### Task to carry out
Only a number is wanted here. Tally the lines of the data that contain "apps".
-- Entries provided follows --
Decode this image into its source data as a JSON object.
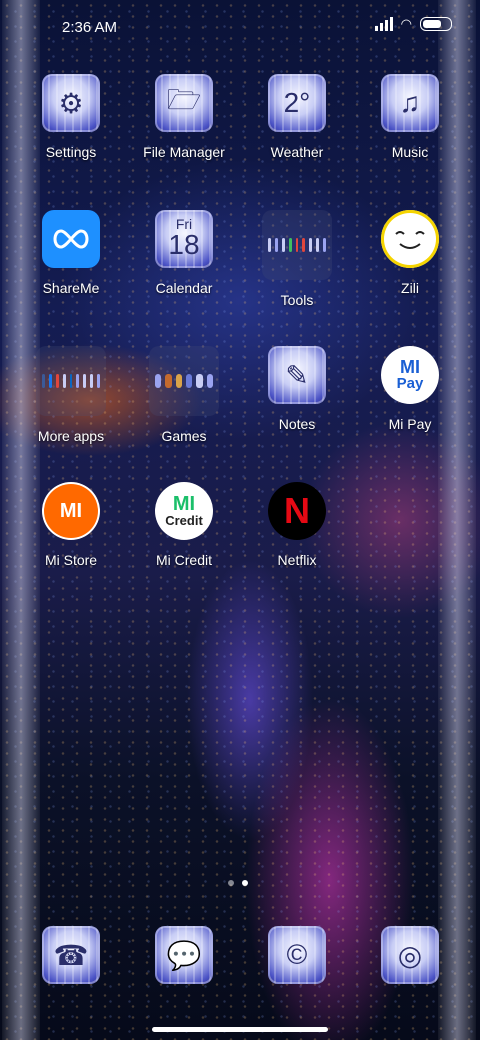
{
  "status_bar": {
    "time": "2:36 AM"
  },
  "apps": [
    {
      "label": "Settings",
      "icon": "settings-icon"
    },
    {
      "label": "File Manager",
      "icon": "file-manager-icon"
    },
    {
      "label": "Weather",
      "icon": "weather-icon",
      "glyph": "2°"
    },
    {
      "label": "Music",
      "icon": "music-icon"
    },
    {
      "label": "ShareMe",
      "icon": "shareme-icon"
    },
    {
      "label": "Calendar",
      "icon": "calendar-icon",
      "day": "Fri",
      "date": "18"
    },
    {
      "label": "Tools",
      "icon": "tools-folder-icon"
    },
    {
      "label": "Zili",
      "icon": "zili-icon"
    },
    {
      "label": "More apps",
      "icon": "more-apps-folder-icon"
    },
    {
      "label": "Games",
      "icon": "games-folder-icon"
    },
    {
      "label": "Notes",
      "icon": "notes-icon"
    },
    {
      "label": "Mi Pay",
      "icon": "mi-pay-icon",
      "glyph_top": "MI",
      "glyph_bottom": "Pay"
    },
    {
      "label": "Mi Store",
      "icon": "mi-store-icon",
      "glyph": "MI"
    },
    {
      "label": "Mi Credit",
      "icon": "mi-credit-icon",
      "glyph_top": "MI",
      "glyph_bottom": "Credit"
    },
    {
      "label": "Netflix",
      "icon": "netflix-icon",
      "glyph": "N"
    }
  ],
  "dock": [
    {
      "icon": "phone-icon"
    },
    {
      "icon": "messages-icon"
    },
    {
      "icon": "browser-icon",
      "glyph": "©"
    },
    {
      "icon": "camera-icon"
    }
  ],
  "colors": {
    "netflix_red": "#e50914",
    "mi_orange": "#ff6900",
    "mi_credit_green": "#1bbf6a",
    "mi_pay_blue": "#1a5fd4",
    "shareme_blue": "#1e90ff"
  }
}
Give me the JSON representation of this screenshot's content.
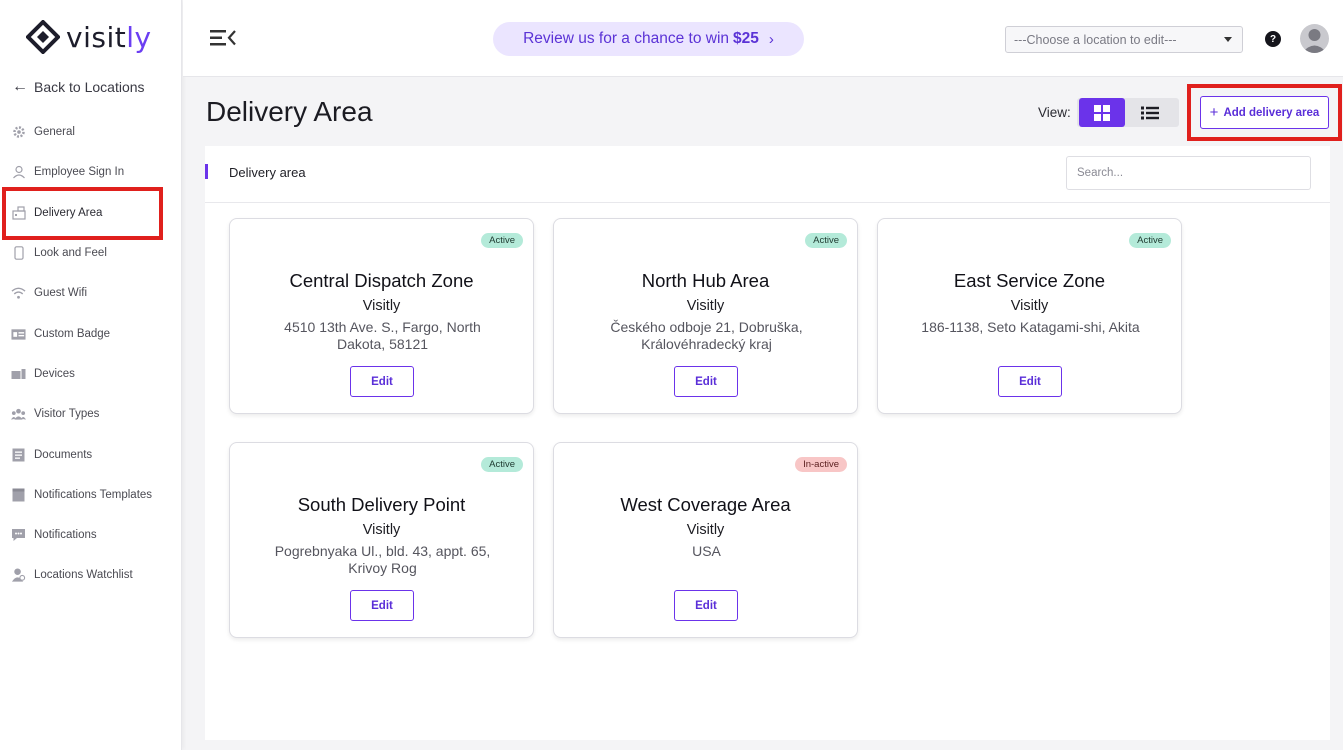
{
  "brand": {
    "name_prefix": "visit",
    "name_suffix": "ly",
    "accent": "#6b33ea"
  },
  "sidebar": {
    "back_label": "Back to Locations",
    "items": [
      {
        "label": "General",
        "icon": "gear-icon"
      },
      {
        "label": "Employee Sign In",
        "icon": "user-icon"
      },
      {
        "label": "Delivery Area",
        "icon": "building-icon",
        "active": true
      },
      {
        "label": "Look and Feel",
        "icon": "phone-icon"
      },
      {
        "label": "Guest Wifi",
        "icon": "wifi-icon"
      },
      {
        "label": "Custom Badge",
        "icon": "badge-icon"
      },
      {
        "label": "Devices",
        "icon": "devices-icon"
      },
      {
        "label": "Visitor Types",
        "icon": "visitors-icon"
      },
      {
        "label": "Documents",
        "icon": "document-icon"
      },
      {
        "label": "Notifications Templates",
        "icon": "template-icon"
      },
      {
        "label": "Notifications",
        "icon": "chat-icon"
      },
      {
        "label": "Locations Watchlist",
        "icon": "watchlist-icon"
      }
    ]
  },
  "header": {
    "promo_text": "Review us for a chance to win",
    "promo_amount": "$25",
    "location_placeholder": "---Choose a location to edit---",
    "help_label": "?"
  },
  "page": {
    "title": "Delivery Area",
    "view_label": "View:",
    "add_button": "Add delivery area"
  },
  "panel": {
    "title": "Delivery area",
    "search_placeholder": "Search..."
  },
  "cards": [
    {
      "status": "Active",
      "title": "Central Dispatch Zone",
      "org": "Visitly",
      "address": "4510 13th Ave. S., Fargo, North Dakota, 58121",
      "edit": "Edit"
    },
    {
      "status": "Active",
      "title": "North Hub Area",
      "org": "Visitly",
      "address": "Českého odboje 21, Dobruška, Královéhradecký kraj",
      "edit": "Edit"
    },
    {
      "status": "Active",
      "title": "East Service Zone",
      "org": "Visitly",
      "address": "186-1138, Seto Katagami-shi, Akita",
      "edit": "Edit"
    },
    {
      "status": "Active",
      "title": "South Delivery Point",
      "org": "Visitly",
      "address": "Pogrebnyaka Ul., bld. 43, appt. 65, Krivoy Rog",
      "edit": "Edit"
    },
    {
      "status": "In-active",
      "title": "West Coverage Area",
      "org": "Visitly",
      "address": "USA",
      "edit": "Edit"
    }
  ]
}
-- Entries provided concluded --
### Task answer
3